On 11th March, the WHO finally declared the Covid-19 virus a global pandemic. The late move to make the situation’s severity official was largely blamed for the overseas sale of crucial PPE supplies from the UK. This was due to orders not being placed quickly enough in the UK, without the growing threat made unequivocally clear. Andrew Pear, chief executive of PPE supplier Reliance Medical, told the Telegraph that he and many other companies were wary of paying inflated prices from foreign suppliers, after over-ordering during the Sars epidemic in the early 2000s. He cited the financial issues which surplus stock brings, potentially having to sell at a loss if a vaccine is brought in; as he asserted was also the case during the bird flu and swine flu pandemics.
On 10th April, the Doctor’s Union reported they had found out that London and Yorkshire’s PPE supply levels were not sufficient to cope with the coronavirus outbreak.
On 11th April, Matt Hancock announced the government’s plan to ensure that critical equipment would be delivered to workers responding to the crisis. He stated at the Downing Street briefing that there was enough PPE to meet the required levels, but “only if it’s used in line with our guidance”, sparking anger from medical staff at the implication of misuse. The plan included a new national supply system, to ensure that those who needed supplies would receive them as quickly as possible, as well as the increase of domestic PPE production.
On 17th April, Public Health England advised that healthcare workers should help to optimise PPE supplies. This extended to the reuse or sessional reuse of masks, gowns, coveralls and eye protection. Aprons and gloves were excluded from this advice. Despite some items of the NHS COVID-19 Ensemble being adequate for single-use only, PHE declared that compromise was necessary. The recommendations were still stated to give ‘appropriate protection for health and care workers’.
On 18th April, it was announced that 84 tonnes of PPE would be arriving in the UK from Turkey imminently.
On 20th April, the government blamed ‘unexpected delays’ on the fact that the PPE supplies had still not arrived from Turkey. This came after only one RAF plane was sent over, instead of the promised three.
On 21st April, The Telegraph exclusively reported that millions of items of PPE equipment, desperately needed by key workers in the NHS, were being shipped abroad. They revealed how supplies were sent to Germany, Spain and Italy by lorry, after suppliers’ pleas to government to help provide for UK staff were ignored.

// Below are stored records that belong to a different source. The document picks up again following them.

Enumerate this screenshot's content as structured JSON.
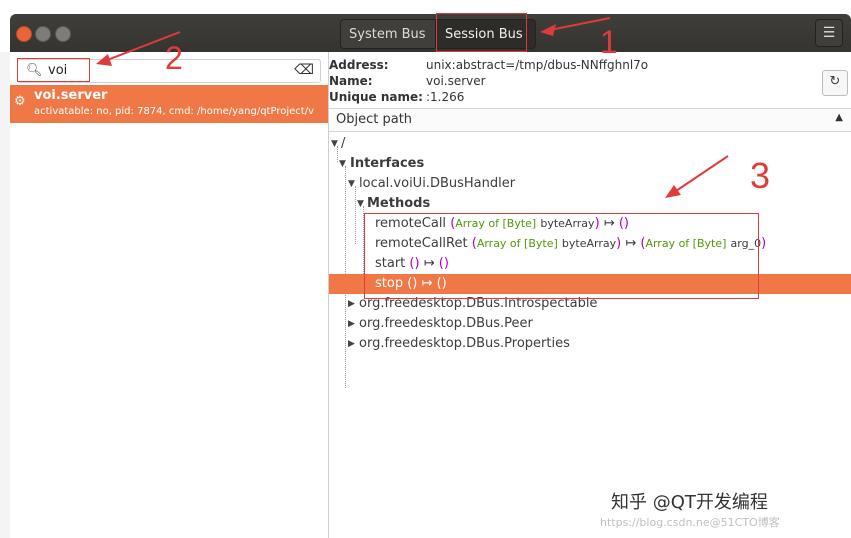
{
  "tabs": [
    {
      "label": "System Bus"
    },
    {
      "label": "Session Bus"
    }
  ],
  "search": {
    "value": "voi"
  },
  "server_item": {
    "name": "voi.server",
    "desc": "activatable: no, pid: 7874, cmd: /home/yang/qtProject/v"
  },
  "info": {
    "address_label": "Address:",
    "address_value": "unix:abstract=/tmp/dbus-NNffghnl7o",
    "name_label": "Name:",
    "name_value": "voi.server",
    "unique_label": "Unique name:",
    "unique_value": ":1.266"
  },
  "object_path_header": "Object path",
  "tree": {
    "root": "/",
    "interfaces": "Interfaces",
    "iface_handler": "local.voiUi.DBusHandler",
    "methods": "Methods",
    "m1_name": "remoteCall",
    "m1_arg_open": "(",
    "m1_arg_type": "Array of [Byte]",
    "m1_arg_name": "byteArray",
    "m1_arg_close": ")",
    "m1_arrow": "↦",
    "m1_ret": "()",
    "m2_name": "remoteCallRet",
    "m2_arg_open": "(",
    "m2_arg_type": "Array of [Byte]",
    "m2_arg_name": "byteArray",
    "m2_arg_close": ")",
    "m2_arrow": "↦",
    "m2_ret_open": "(",
    "m2_ret_type": "Array of [Byte]",
    "m2_ret_name": "arg_0",
    "m2_ret_close": ")",
    "m3_name": "start",
    "m3_args": "()",
    "m3_arrow": "↦",
    "m3_ret": "()",
    "m4_name": "stop",
    "m4_args": "()",
    "m4_arrow": "↦",
    "m4_ret": "()",
    "iface_intro": "org.freedesktop.DBus.Introspectable",
    "iface_peer": "org.freedesktop.DBus.Peer",
    "iface_props": "org.freedesktop.DBus.Properties"
  },
  "annotations": {
    "n1": "1",
    "n2": "2",
    "n3": "3"
  },
  "watermarks": {
    "zhihu": "知乎 @QT开发编程",
    "blog": "https://blog.csdn.ne@51CTO博客"
  },
  "colors": {
    "selection": "#f07746",
    "annotation": "#e03b3b",
    "type_green": "#4e9a06",
    "paren_magenta": "#b300b3"
  }
}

Company bosses were left with no choice but to secure trade elsewhere.
On the same day, the Trades Union Congress urged an independent inquiry into the government’s failures in providing safe levels of PPE. This came after the confirmed deaths of more than 80 healthcare staff.
On 22nd April, the plane sent to Turkey finally brought back PPE equipment to the UK – however, there were only enough supplies to satisfy the levels needed by the NHS for a few hours. Further flights were then sent over to secure 400,000 gowns.

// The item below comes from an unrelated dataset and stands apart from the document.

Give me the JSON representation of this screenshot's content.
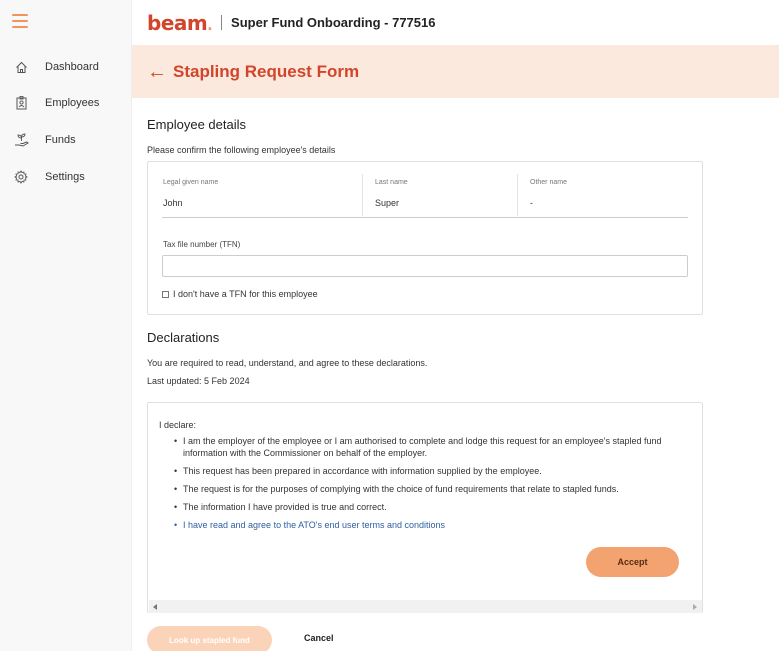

On 27th April, the government were warned by the head of six Royal Colleges that they had a duty of candour to healthcare professionals. This came after pressure to admit mistakes had been made over the repeated failures to adequately deal with PPE shortages.
On 6th May, it was made public that the 400,000 gowns brought back from Turkey had all been impounded, due to the gear not meeting UK standards. A similar failure was confirmed to have occurred with millions of masks purchased from factories in China. Despite a vast number of the faulty masks also being impounded, it is feared that some were already used by NHS staff during their shifts.